There’s a rich roadmap for Amplify, looking into the future. For example, we’d love to be able to call a webhook as a result of an alert being triggered. Wouldn’t it be fantastic if you could monitor your NGINX devices, call a webhook, and integrate with other services, like: if this, then that?
Next: documentation. I think it’s fair to admit that documentation hasn’t consistently been our strong point. We’re getting better. We’re investing heavily. Amplify is exemplifying how good documentation for a SaaS service like this can be written. There’s a lot of effort gone in from the Getting Started detailed instructions, and How to Install the Agent, through to Advanced Configuration.
And if the documentation doesn’t tell you what you need, we’re running a chat feature so you can get in touch with the Amplify team. The chat feature, at the moment, is not always available live, but we’ll get back to you for any questions as soon as is practical.
How does Amplify fit into the NGINX ecosystem? Amplify has its fingers and its integration in everywhere. Of course, NGINX is the primary target. We created Amplify as a way for community users to monitor and track what’s happening with NGINX.
Amplify can also monitor NGINX Plus in exactly the same fashion. When it does so, it’ll also pull out additional data from the Extended Status metrics. This gives you an alternative view to the NGINX Plus dashboard that you may know and love.
And, finally: Controller. As we build our Controller, the roadmap includes taking Amplify and embedding that directly inside Controller to create a private, on-premise installation of Amplify. Controller’s monitoring capabilities are “powered” by Amplify.
Amplify is now generally available – no longer beta. There is a free tier, so you can sign up now. You can start monitoring your NGINX instances at no cost, no obligation. Higher usage tiers: we’ll move on to a paid-for tier which is designed just to match the cost that it takes us of hosting and managing and developing the Amplify service. And for paid-for users, we can provide support through our primary support team, if necessary.

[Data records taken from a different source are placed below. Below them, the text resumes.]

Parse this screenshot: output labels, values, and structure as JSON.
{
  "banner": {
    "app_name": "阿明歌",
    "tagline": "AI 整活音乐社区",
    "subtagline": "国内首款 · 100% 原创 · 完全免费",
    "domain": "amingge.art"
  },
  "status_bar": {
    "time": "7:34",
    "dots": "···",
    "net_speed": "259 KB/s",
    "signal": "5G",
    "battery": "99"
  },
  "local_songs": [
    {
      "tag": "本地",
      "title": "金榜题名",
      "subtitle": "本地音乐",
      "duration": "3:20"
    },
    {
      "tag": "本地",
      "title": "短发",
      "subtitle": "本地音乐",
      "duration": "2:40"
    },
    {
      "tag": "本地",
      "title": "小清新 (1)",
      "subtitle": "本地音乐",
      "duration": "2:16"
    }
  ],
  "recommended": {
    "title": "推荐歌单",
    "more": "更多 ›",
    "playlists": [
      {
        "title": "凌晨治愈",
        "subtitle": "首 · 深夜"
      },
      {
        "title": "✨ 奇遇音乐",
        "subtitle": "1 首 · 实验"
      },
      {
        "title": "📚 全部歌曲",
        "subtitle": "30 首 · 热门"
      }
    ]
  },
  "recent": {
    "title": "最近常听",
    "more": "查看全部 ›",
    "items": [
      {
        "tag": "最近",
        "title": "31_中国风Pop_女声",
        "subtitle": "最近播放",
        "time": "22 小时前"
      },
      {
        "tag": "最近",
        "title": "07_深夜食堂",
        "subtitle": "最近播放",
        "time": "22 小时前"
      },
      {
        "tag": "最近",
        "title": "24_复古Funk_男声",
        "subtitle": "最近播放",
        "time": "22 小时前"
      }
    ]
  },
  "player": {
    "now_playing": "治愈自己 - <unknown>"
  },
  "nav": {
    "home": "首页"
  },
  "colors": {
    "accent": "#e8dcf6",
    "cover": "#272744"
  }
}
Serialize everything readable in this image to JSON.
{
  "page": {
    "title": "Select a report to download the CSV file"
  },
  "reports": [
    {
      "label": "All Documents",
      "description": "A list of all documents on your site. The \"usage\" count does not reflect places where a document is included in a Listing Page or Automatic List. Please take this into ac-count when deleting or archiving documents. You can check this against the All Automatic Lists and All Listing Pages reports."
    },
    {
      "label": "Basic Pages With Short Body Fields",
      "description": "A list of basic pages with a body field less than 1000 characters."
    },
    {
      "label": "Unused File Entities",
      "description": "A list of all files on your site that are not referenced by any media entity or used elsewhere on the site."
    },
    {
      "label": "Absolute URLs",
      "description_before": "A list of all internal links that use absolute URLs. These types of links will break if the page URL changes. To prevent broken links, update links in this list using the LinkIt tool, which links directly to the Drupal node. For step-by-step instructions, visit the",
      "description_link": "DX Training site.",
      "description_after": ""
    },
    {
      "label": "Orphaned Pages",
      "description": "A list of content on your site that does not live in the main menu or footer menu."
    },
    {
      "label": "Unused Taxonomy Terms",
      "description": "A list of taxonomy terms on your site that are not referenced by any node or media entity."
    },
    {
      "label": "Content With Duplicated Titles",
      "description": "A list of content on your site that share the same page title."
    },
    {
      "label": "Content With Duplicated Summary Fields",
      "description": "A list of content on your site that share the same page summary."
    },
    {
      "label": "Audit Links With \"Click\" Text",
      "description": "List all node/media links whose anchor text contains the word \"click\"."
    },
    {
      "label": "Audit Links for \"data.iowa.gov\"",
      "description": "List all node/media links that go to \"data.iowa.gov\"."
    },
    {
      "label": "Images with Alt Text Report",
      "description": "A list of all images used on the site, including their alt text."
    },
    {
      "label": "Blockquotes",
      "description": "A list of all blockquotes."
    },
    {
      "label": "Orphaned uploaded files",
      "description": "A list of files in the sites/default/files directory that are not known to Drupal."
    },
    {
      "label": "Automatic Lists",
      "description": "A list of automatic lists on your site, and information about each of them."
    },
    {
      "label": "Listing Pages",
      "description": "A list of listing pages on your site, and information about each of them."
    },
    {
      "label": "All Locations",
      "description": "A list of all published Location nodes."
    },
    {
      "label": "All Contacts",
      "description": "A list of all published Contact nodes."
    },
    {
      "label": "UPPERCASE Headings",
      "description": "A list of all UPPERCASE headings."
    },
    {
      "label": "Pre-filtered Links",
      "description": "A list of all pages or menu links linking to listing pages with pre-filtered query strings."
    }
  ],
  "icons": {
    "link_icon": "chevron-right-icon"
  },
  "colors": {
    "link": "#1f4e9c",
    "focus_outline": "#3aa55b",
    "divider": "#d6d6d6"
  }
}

This has been a great conference. There are so many things that we’ve shared with you. As a product team, we wanted to end the second-day keynote on a high. We’re really excited about what we, as a company, have achieved with Amplify, and I hope that you are, too. As we bring things to a close, thank you again. Thank you so much for coming and being with us yesterday and today. Enjoy the rest of the conference. Thank you.